Something that’s stuck with me from my visit is this sign, a patient explanation in English, Spanish, and French about why you shouldn’t touch artworks in museums. My first reaction was that of a smug, overeducated museum veteran. And I wondered whether the sort of person inclined to touch a piece of art in a museum is the type of person who’d bother reading a sign that explains why that’s bad for the art. But on further reflection I see in it an indicator that this museum’s constituency isn’t generally me.
The Bronx maybe wants to be a starter museum, helping a community that is turned off by museums, or at least inexperienced with them, get a taste of looking at and thinking about art. If it does its job well, maybe they move on to other museums from there. Hopefully. Maybe. And maybe it can help them pick up skills and savvy that will make them more comfortable in the fancier museums in the city.
Another thing that’s stuck with me is a quote from Mary Hellmann, who’s piece Monochrome Chairs, is in the museum’s atrium. In the description, she says “museums are places to hang out.” I’m not sure about that. Yes, lots of people just go to museums today, but I hope there’s more to it than hanging out. Still, with its free admission, and in its role as a starter museum, convincing residents of the neighborhood that they should hang out there is a good goal.

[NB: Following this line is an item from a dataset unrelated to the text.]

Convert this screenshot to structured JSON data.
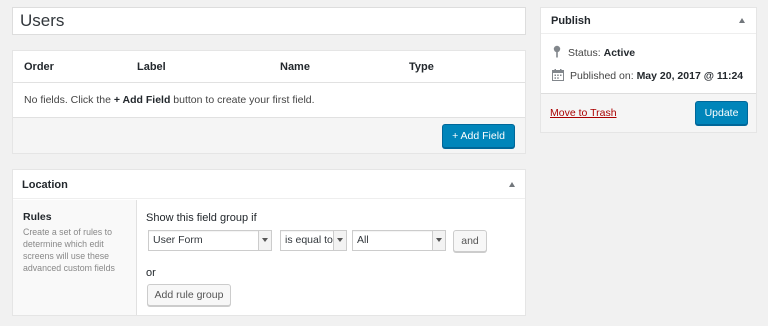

The Bronx has gone all in on Cuba. It’s currently running a show called Wild Noise/Ruido Salvage on contemporary Cuban art from the 1970s until now. This show is dynamite. Complex, diverse, and expansive, I came away from it feeling like I have a sense of the breadth of Cuban art today. I also feel like if this show were at say the Brooklyn Museum or even one of the smaller art museums of Manhattan, it would be something of a blockbuster. The museum claims that this is “the most extensive cultural exchange between Cuba and the United States in five decades” and also says that five years of work and research went into this. I believe it. Super timely, and canny in other ways, too: a significant number of the pieces in the exhibit are now part of the museum’s collection.
The other main show is called Love thy Neighbor, and in a way it’s sort of the opposite of the Alien Nation show at Lehman College. Interesting I saw both of them in the same day. It was hit or miss for me, but interesting and worth putting together, although I will say that the exhibitions description’s talk of exploring “cultural processes of ‘othering'” caused me almost physical pain.
Finally there were some pretty colored acrylic abstractions by Arlene Slavin on the terrace, and a series of photographs by Clayton Frazier of the people of St. Dominique (aka Haiti and the Dominican Republic).
Oh and a chunk of the old Yankee Stadium. Because it is the Bronx.
My museum buddy for this trek remarked of the Cuba show, “Isn’t this what you expected El Museo del Barrio to be like?” Yeah. This is the kind of meaningful exhibition that El Museo should or could be putting on. And definitely a happy surprise to find it here.
In my first and only visit to the Bronx Museum I feel great affection for it. The Cuba show is worth making a special trip for, and it’s got a sort of endearing scruffiness to it (partly due to the quirky, aging building, partly because it’s a little rough around the edges). The Bronx Museum of Art is on the Grand Concourse just 10 minutes walking, or one subway stop, north of Yankee Stadium. If you’re willing to schlep to the Bronx to see baseball–or even if you’re not–you should definitely schlep to the Bronx to see art.